With Chris in the US visiting family, and Joy back to Sudan for work, I took off for Togo and parts unknown. As soon as I landed I could see the ocean and smell the salt- and feel the humidity! The first two nights I stayed at Le Galion, unfortunately in a non a/c room- big mistake. West Africa sure is sweaty!
I tried to visit the Lome museum but it was closed, and after visiting the big marche, there wasn’t much else to do in town (except enjoy being out of Chad). So I hopped on a bus and went north to Kara, the gateway city to the Tamberma Valley. I met up with three Belgian volunteers and we hired a car and driver for the day to take us to see the traditional villages out in the hinterland. Very interesting architecture, but it made me sad to see the way the people live in the village- they seemed really malnourished and out of step with the world- and not in a good way. The next day, the four of us had the same taxi driver take us to the Burkina Faso border (a seriously bad road). After paying a whopping $190 for my visa, I entered Burkina and the four of us got a bus to Ougadougou. We arrived late at night and they invited me to stay with them at a friend’s house that night. We slept under the stars in what was to become a surprisingly chilly night!
The next day I dropped off my passport at the Ghana embassy for a visa, and took off for Bobo-Diolasso.

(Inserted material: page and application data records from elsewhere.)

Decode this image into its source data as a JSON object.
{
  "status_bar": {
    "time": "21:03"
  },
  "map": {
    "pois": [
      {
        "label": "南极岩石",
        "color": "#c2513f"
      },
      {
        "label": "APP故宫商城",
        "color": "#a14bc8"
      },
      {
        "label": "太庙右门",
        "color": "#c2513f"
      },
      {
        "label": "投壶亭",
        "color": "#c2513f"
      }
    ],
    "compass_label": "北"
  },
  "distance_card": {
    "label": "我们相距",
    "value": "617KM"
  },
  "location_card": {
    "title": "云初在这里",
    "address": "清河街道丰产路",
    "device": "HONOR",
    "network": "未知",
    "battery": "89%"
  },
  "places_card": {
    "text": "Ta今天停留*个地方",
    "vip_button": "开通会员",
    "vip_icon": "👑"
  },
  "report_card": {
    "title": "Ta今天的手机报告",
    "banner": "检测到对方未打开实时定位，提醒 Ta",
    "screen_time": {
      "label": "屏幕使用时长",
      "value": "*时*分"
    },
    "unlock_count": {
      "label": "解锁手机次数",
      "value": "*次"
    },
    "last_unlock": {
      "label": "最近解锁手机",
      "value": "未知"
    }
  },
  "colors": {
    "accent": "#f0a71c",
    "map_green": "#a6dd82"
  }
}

I liked it better than Ouga- a bit quieter, more manageable. But both cities have this quality of a dusty, dirty, run-down city. I guess nothing on the edge of the Sahara desert stays pretty looking for long. I loved my little guest house, Villa Bobo, and sampled some great cuisine, especially a totally delicious local yogurt with honey. Mmmm. Had it three times.
Back to Ouga to pick up my passport and visa, and I stopped at the village of Sabou along the way to see my volunteer friends. We visited the sacred crocodile lake (animists in the village believe the crocodiles are the reincarnated souls of the chief’s ancestors) and we actually paid a visit to the chief himself, as one of the volunteers was new to the project and the chief likes to meet anyone new to the area. That night we slept outside again, as the volunteers’ house has no electricity. Living rough in Africa!
I stayed in Ouga for two days after that, recovering from some unfortunate stomach distress, at a beautiful little garden pensione called Jardin de Kouloubra. A great place to recover. Finally I was feeling ready to take the 8 hour bus down to Tamele, Ghana, where I spent the night at a Catholic guest house, then another bus to Kumasi (hello, humidity; I remember you!). There I visited the Asante palace and museum and learned a lot about the Asante culture. From there it was an easy bus ride to Cape Coast, where I finished up my trip with some visits to the beach, a slave castle, and a few good restaurants. The history of the trans-Atlantic slave trade was pretty interesting and very moving to see the actual places.
From Cape Coast, I skipped right over Accra and took my flight back to Chad. Although I’m really glad that I went, because I had really wanted to visit West Africa before we leave the continent, I found the whole trip a lot harder than I had anticipated. The infrastructure, the (lack of) hospitality industry, the huge amounts of trash everywhere- all of it is just not ideal for easy tourism- definitely not for the faint at heart. The fact that Togo and Burkina both speak French, and even in Ghana, most people spoke a native language more than they really spoke English, made getting around and getting things done just that much harder. In the end, I felt like West Africa didn’t have the amazing animals like Kenya and Tanzania did, the fascinating culture like Ethiopia did, the stunning scenery like Rwanda and Uganda, or the general together-ness like Namibia and South Africa. West Africa has a lot of ground to cover if it wants to have tourism be a big draw for their economies.